The agency formerly known as HCFA has been renamed the Centers for Medicare & Medicaid Services (CMS). The name change is meant to symbolize the Bush administration's goal of greater efficiency and responsiveness to doctors and patients.
In addition, the agency will be restructured around three centers the Center for Medicare Management, the Center for Beneficiary Choices, and the Center for Medicaid and State Operationsto focus more clearly on its three primary lines of service.
MedUnite, a consortium of seven of the nation's largest health insurers, recently purchased NDCHealth's physician network services business.
The consortium plans to combine NDCHealth's electronic claims submission capability with MedUnite's other Internet-based services to enable physicians to perform "real time" eligibility, benefit, and formulary checks and to obtain referral authorizations from every insurer.
NDCHealth connects providers with 300 payersfrom the Blues to the Mediplansand the company also owns rights to the Lytec, MediSoft, and Concept practice management systems.
While only about 10 to 15 percent of the more than 100,000 physicians who use those software programs are currently submitting claims through NDCHealth, the consortium wants every physician user to adopt its full program. That will give
MedUnite a leg up in its competition with WebMD, which also offers online transactions with payers.

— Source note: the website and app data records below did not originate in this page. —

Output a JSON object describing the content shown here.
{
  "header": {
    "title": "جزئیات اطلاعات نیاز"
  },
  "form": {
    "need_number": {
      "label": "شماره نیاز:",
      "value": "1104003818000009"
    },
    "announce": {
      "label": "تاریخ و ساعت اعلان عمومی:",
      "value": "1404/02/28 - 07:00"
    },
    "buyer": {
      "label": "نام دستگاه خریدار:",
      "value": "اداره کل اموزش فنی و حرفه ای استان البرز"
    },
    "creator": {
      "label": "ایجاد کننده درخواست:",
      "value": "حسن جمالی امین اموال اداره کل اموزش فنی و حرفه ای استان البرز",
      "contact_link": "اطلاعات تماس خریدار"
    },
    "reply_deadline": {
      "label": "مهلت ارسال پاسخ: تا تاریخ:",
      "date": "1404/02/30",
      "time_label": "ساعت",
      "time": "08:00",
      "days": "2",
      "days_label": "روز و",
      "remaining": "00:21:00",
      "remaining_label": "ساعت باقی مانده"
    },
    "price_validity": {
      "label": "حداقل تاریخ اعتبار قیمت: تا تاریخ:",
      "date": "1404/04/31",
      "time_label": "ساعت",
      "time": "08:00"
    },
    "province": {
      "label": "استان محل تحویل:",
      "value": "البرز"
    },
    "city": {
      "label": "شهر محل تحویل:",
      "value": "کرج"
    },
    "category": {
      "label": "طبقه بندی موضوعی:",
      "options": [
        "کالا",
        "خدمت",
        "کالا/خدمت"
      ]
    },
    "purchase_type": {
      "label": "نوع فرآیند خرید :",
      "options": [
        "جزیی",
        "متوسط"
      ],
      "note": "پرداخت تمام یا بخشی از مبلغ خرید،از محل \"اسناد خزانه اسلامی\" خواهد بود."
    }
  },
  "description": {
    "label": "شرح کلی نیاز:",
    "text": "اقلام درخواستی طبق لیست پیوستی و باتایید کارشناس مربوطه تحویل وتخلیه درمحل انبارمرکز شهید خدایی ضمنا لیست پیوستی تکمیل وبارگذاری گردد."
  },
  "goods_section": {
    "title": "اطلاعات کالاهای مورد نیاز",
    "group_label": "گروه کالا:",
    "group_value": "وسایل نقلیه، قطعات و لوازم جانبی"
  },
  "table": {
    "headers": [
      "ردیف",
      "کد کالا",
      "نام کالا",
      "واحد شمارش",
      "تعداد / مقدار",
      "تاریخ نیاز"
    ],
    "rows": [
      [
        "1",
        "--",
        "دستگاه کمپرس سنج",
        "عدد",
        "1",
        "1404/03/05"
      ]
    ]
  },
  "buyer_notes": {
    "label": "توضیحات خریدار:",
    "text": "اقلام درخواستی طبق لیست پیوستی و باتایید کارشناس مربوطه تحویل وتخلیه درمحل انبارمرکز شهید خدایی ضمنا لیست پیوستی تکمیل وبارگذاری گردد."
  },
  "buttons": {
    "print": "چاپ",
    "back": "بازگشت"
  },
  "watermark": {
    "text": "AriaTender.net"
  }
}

The insurers who founded MedUnite are Aetna US Healthcare, Anthem, Cigna, Health Net, Oxford Health Plans, PacifiCare Health Systems, and WellPoint Health Networks.
Joan Rose. Practice Beat. Medical Economics 2001;14:15.